This issue has everything; nostalgia, character, action, and emotion. The way the writing and art come together as a cohesive and gorgeous whole is a constant with Detective Comics. I will never get tired of singing this title’s praises while the quality remains this high, and I really don’t see this team dropping the ball any time soon. This book truly is “Great comics 101”.
Images Courtesy Of DC Entertainment
(This review first appeared on the Dark Knight News website on September 29th 2017)
FINALLY! Well readers, Spoiler season has begun. Wizards teased us so heavily on the 19th with Vona's Hunger, but now we've finally seen the first of what Rivals of Ixalan has to offer. River Darter is, I think, intended for Draft, along the same lineage as Audacious Infiltrator. Thrashing Brontodon is also very good in Limited, being able to pop Pious Interdictions or Ixalan's Bindings, but may even see sideboard play in Dinosaur decks in Constructed to remove Cast Out, God Pharaoh's Gift or Gearhulks.
Article by Scott Hamilton I was recommended the good Professor whilst trawling around Spotify looking for new artists to listen to. I spend a lot of time travelling to and from work each day, so I’m always looking for something new and different to listen to. This splendid chap certainly ended up ticking all of my geek boxes.
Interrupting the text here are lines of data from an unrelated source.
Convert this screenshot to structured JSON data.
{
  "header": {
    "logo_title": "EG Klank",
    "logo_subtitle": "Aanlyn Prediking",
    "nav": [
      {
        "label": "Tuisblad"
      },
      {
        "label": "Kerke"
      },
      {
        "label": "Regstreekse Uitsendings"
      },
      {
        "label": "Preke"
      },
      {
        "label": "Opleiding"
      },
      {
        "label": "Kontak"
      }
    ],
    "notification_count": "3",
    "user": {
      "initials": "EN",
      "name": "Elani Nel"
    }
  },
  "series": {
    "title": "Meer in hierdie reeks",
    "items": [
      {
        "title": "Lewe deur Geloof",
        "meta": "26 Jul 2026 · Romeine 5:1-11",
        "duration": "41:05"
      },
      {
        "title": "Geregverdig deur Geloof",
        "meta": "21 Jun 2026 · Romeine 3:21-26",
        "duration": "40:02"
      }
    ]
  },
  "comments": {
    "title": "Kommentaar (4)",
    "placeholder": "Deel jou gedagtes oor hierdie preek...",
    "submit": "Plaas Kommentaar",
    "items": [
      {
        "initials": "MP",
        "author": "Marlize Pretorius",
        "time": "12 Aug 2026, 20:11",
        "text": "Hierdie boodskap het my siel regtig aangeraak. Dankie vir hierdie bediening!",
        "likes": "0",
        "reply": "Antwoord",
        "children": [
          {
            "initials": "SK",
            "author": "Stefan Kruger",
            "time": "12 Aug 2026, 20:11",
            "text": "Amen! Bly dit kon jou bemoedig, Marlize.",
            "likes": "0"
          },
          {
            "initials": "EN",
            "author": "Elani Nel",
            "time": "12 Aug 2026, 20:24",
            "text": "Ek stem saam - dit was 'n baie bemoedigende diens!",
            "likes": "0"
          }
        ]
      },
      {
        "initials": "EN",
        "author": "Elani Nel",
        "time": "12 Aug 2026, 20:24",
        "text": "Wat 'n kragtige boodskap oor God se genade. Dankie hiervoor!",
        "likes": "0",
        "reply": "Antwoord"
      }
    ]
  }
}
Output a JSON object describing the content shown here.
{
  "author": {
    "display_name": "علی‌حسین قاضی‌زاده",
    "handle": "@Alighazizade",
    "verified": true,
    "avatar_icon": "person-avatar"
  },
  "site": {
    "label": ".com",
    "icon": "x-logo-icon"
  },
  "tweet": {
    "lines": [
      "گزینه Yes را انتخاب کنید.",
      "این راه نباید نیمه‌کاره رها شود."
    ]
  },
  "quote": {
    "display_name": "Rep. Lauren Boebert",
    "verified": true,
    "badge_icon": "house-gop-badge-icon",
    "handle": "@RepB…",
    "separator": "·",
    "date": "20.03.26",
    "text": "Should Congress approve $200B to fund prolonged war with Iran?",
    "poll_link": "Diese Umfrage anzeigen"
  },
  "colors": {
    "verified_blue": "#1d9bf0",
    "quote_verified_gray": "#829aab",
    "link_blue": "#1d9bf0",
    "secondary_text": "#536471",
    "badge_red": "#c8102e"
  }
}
Professor Elemental is based in Brighton and trades in a very English take on Hip-Hop called Chap-Hop. The only way I can describe him is a polite Eminem, raised by the Monty Python team in a comic written by Jules Verne and illustrated by Jack Kirby. It’s certainly a niche market.
The Professor character, a geeky explorer / inventor who loves to experiment and go on adventures with his orangutan butler Geoffrey, was originally intended for just one album (“Rebel Without Applause” released in 2009) and takes what can only be described as a very English take on a style normally associated with the USA. In fact, his first breakthrough was with the single “Cup of Brow…
Rob Lane provides the bottom end in Ryan Hamilton and the Traitors. Onstage he’s a blur of hair,
throwing shapes with his trusty bass like a full on rock star. Away from the
band, he heads up his own project Straight
To Video, a mix of rock/punk music which draws influence from eighties
culture in general, as well as creating some cool merchandise to go along with
the music. Rob was cool enough to chat to us recently about
music, the eighties and being a geek.
Scott Hamilton: Would
you like to tell us a bit about yourself Rob? Rob Lane: Hey
Scott.... Thanks so much for reaching out! So, I guess I start with introducing
myself.... my name's Rob Lane... a bass player from the East Midlands /
Nottingham / Derby area. I've been actively playing with various bands for the
best part of 20 years. For over ten years I was the bassist for Nottingham
Power Pop Rockers TEENAGE CASKET COMPANY...
we had a pretty good run from 2003 through to November of last year, …